*** Begin section ***
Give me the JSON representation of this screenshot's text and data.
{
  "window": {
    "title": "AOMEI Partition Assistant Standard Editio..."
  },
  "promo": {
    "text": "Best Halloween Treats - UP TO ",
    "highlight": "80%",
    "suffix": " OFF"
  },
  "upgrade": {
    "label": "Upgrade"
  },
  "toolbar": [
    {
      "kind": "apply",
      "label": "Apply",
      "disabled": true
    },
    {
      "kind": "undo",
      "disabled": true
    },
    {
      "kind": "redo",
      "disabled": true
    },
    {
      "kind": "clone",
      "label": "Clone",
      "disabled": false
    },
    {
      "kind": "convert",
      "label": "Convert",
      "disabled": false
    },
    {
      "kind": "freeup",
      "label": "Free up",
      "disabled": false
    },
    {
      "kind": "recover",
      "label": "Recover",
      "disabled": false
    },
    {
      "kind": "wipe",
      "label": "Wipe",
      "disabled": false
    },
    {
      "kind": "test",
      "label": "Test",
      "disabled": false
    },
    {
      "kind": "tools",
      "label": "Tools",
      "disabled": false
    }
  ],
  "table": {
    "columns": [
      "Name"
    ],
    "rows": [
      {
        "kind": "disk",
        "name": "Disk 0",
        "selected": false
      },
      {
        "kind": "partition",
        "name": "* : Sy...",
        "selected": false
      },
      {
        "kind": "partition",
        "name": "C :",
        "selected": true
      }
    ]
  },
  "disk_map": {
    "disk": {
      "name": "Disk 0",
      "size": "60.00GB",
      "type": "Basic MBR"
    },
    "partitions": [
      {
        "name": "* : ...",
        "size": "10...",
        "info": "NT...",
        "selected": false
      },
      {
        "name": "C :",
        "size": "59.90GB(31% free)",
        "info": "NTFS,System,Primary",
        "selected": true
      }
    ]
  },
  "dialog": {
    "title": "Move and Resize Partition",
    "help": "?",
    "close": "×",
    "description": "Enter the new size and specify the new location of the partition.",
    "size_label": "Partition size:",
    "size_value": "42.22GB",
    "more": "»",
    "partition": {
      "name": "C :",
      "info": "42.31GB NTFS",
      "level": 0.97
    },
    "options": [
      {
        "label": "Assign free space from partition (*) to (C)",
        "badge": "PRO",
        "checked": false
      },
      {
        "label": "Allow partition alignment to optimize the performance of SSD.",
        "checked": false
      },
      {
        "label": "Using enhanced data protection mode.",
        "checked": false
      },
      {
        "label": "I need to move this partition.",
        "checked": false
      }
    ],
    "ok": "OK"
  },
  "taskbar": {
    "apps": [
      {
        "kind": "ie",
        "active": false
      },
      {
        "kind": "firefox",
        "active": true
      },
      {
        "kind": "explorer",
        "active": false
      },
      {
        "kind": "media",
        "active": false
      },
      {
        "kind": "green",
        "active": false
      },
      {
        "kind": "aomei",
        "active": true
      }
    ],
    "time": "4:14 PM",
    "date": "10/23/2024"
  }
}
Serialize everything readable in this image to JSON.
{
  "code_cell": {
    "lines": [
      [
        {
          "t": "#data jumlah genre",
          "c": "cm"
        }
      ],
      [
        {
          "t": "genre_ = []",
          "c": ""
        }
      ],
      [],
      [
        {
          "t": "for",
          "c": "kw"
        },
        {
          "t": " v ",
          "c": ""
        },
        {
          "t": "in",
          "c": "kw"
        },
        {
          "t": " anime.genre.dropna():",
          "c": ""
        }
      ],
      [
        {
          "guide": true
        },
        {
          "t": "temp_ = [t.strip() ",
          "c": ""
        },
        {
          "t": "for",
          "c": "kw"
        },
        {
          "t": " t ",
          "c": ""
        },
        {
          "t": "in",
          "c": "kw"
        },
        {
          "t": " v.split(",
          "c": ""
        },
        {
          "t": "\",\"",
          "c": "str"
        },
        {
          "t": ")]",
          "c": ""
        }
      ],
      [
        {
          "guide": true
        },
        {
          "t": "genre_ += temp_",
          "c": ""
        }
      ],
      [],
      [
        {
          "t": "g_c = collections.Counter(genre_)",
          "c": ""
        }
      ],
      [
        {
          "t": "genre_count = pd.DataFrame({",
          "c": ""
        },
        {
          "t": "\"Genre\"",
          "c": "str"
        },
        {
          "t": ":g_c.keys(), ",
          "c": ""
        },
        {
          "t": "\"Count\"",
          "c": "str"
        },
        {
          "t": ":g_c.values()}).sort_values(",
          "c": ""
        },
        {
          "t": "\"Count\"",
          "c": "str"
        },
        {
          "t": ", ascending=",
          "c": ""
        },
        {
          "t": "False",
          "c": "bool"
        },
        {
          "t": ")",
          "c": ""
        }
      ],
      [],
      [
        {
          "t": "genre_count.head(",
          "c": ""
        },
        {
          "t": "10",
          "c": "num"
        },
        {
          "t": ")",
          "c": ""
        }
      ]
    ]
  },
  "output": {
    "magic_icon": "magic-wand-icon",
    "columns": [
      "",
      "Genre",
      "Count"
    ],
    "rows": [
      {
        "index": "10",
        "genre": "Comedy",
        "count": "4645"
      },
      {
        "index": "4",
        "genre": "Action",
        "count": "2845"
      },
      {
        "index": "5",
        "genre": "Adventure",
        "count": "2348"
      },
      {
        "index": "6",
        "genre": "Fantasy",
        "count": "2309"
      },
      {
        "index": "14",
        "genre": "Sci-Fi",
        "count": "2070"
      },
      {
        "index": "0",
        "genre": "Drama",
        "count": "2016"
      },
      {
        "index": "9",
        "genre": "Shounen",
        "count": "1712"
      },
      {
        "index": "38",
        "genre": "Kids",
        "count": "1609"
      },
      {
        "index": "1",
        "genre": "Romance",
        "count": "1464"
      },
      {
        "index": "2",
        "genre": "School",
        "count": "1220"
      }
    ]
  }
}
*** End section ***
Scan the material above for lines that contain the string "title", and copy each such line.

■ YOUR SOLUTION:
    "title": "AOMEI Partition Assistant Standard Editio..."
    "title": "Move and Resize Partition",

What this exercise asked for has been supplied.